Alan Johnson, Inmate-Staff Relationships: Efforts Under Way to End
Illegal Sex, Prisons Chief Says, Columbus Dispatch, March 18, 2004.
Ohio prisons have taken serious steps to curtail illegal sex between
inmates and staff members at the Ohio Reformatory for Women, prisons chief
Reginald A. Wilkinson told a legislative committee yesterday.
Many of the allegations of sexual abuse of female inmates reported by Stop
Prisoner Rape, a Los Angeles advocacy group, are "based on inaccurate and
misleading information,'' Wilkinson said to the Correctional Institution
"Overall, the majority of allegations . . . either do not appear to have
taken place, or if verified, were thoroughly investigated,'' he said.
Lara Stemple, executive director of the group, fired back.
"I strongly disagree that these allegations are fabricated,'' Stemple
said, calling Wilkinson's comments "disappointing and disingenuous.''
"Director Wilkinson seems to be a professional who is actively working
against taking this problem seriously,'' Stemple said.
She took particular issue with Wilkinson's comment that either prison or
State Highway Patrol investigators looked into most allegations raised by
"It simply isn't true,'' she said. "We changed the women's names to
protect their identity. Only we know who they are.''
The California group, in a report released in December, said illegal
sexual activity is common at the women's prison, with some prison
employees exchanging cosmetics, perfume and fast food for sex. There are
1,813 women at the prison.
Women who report sexual abuse are often punished, while discipline and
prosecution of staff members are rare, the group said.
The charges prompted yesterday's meeting of the Correctional Institution
Inspection Committee, a panel of lawmakers that oversees prison conditions
Wilkinson described a 10-point plan released last week to stop sexual
The steps include formation of a security review team; a toll-free phone

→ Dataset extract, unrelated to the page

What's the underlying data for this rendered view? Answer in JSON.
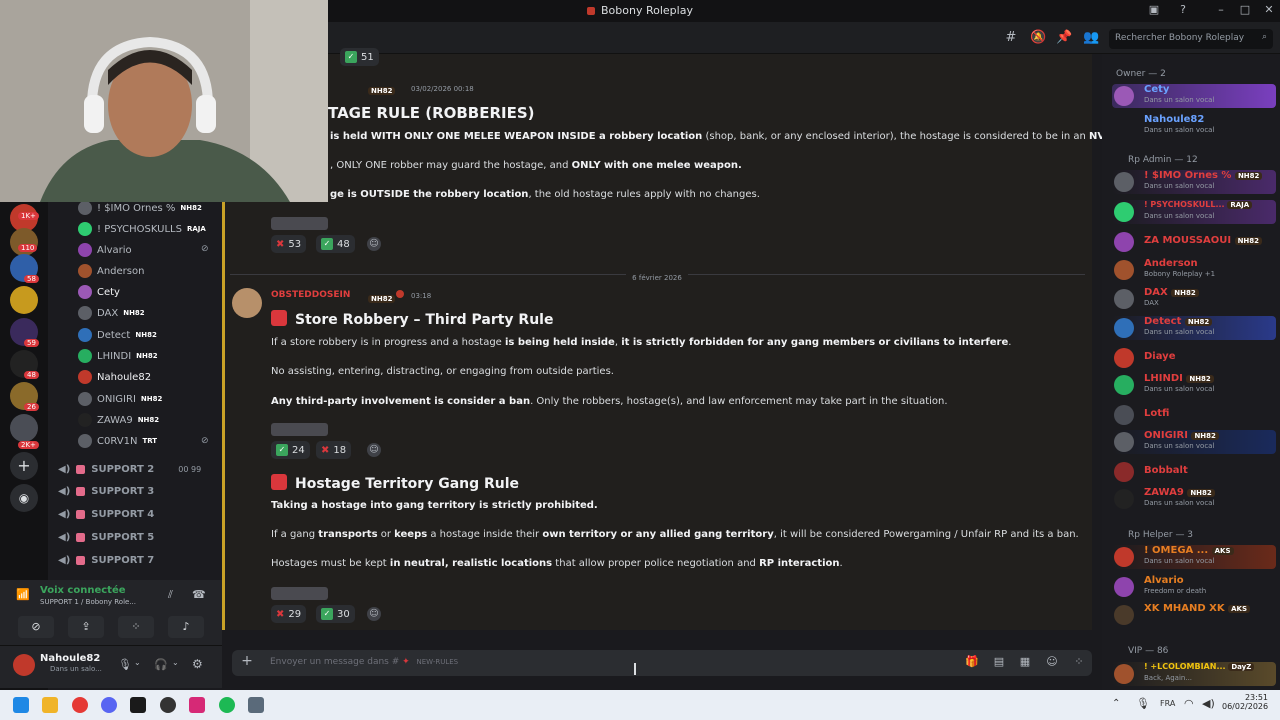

line for prisoners to confidentially report assaults; more information for
inmates about sexual assaults, treatment and counseling; more training for
employees; increased tracking of employee sex offenders; and departmental
compliance with the new federal Prison Rape Elimination Act.
Wilkinson said the state's actions place Ohio "at the forefront nationally
in the effort to seriously reduce and/or eliminate sexual assaults.''
State Sen. Mark L. Mallory, D-Cincinnati, the committee chairman, said he
takes Wilkinson "at his word when he says they have looked into matters
and they are serious about reducing or eliminating the problem.''
"Certainly, the department does not want the liability that comes from
However, Mallory said he plans to discuss the possibility of a third-party
review of the situation.
Mallory's committee is expected to make recommendations in June.
Typically, employee offenders are transferred or let go quietly, the
California group reported.
Under Ohio law, sexual contact between prison employees and inmates is a
felony punishable by one to five years in prison.
Last year, the state investigated 14 alleged sexual relationships between
inmates and staff members at the prison near Marysville.
Twelve cases were closed as unfounded, while two remain open.
Systemwide, 41 employees were fired or resigned because of unauthorized
relationships with inmates. Of those, eight involved sexual relationships.